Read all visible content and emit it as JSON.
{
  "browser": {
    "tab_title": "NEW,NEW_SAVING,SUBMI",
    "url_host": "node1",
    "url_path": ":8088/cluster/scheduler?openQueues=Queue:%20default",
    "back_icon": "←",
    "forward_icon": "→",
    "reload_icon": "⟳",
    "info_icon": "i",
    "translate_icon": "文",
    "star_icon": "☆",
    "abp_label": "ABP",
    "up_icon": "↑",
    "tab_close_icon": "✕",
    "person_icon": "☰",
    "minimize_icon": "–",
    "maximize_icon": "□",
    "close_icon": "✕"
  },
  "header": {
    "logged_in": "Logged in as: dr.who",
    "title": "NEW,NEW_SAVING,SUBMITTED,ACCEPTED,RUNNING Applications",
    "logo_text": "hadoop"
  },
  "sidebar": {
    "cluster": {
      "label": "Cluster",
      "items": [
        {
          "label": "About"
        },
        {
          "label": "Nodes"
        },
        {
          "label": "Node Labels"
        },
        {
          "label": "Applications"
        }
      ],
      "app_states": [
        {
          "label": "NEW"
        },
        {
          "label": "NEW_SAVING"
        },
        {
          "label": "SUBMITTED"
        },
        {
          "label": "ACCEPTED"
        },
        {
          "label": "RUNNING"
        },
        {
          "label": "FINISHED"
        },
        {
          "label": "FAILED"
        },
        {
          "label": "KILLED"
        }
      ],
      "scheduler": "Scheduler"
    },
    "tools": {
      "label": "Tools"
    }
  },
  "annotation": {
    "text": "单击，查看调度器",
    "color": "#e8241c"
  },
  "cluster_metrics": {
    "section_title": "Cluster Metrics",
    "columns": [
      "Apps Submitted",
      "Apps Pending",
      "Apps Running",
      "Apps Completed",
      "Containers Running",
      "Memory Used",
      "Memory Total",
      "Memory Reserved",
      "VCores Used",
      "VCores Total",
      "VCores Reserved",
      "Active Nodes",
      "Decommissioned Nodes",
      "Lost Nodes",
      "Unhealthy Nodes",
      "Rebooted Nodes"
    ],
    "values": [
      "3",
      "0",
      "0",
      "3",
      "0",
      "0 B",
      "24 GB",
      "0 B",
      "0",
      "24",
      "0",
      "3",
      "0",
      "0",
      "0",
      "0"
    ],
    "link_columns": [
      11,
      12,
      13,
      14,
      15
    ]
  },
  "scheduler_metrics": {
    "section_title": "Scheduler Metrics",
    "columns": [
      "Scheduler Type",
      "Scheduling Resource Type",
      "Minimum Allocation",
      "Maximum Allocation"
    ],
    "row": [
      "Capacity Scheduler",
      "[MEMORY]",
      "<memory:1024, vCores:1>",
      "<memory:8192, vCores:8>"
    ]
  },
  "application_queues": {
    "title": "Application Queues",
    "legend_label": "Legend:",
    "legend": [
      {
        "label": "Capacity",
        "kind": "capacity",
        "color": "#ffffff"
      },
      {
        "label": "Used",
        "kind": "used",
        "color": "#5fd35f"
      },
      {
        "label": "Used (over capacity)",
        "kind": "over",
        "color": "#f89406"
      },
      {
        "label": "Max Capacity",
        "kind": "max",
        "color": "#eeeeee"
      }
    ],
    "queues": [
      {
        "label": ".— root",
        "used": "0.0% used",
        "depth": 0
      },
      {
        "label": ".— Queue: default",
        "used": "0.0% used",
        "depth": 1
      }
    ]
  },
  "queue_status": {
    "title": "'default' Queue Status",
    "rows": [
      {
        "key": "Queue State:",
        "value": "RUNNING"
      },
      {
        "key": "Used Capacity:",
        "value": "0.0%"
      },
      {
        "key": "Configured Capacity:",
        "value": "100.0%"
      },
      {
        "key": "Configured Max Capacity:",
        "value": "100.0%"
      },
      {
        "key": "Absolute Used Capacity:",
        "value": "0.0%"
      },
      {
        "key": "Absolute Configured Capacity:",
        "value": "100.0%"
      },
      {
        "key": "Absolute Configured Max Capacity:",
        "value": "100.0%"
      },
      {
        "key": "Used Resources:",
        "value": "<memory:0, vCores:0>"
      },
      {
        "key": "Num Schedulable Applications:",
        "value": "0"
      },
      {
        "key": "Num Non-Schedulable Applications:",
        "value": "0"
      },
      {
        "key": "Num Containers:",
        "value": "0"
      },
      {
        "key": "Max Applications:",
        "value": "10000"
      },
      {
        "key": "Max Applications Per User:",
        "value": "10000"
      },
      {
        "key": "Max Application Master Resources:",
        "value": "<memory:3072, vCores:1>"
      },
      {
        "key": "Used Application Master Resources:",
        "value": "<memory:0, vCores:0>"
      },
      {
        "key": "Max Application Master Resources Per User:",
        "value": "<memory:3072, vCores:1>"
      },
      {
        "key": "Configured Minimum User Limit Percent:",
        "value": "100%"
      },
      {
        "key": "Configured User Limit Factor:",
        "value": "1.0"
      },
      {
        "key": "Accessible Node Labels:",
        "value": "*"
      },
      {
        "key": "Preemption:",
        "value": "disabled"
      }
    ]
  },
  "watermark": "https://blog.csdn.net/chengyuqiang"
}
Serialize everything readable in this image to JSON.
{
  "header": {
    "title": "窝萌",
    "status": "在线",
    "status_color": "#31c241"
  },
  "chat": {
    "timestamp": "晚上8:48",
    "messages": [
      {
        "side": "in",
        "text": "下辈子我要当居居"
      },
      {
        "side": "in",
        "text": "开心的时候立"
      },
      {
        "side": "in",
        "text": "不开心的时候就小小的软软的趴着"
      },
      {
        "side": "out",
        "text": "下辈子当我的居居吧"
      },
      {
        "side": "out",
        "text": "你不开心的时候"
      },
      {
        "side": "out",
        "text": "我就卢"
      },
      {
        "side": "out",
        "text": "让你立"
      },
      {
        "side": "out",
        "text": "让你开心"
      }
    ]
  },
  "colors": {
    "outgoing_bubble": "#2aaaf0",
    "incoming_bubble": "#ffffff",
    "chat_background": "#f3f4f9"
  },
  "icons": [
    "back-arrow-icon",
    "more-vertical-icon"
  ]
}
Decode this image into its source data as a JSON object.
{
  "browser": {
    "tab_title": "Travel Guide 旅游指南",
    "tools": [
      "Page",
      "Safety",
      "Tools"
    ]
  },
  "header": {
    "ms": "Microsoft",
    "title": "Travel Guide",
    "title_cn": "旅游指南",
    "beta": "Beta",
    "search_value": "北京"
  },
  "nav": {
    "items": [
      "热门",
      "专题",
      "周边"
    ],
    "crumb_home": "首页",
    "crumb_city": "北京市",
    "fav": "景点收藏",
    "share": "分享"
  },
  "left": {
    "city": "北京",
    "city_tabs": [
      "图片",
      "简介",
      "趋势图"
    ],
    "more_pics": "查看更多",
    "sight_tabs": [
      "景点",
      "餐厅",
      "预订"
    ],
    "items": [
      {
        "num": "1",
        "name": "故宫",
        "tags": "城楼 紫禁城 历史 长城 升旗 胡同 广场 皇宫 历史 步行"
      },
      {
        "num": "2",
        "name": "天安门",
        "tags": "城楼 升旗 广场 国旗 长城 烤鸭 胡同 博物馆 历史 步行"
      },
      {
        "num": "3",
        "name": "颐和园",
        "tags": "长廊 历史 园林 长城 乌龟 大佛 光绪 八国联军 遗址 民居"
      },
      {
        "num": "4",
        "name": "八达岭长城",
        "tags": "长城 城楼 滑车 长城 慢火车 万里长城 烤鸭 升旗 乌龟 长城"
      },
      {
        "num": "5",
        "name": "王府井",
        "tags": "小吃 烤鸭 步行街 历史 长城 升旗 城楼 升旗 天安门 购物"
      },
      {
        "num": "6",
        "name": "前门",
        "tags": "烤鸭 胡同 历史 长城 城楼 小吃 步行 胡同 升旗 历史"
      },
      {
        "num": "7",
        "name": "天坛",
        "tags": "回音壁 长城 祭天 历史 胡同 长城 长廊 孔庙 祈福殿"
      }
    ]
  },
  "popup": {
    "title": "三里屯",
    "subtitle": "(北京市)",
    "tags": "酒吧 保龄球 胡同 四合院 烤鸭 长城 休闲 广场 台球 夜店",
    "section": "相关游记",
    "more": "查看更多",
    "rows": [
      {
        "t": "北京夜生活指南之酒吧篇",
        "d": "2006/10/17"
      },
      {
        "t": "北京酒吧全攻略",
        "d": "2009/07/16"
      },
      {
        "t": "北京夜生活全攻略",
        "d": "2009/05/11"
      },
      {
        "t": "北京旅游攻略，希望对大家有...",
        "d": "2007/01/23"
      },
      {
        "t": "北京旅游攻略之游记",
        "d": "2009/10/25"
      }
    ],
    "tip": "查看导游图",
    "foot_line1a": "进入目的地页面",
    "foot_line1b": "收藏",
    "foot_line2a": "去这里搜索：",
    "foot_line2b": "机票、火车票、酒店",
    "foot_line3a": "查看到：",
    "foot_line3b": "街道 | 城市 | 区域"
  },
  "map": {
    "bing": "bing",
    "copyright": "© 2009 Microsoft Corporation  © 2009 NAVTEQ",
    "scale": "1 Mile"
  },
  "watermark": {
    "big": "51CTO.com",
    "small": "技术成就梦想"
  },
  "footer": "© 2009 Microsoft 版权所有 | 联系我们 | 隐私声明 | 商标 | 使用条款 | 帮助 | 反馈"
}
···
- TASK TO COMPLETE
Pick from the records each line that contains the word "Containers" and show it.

- ANSWER TO THE PROBLEM
      "Containers Running",
        "key": "Num Containers:",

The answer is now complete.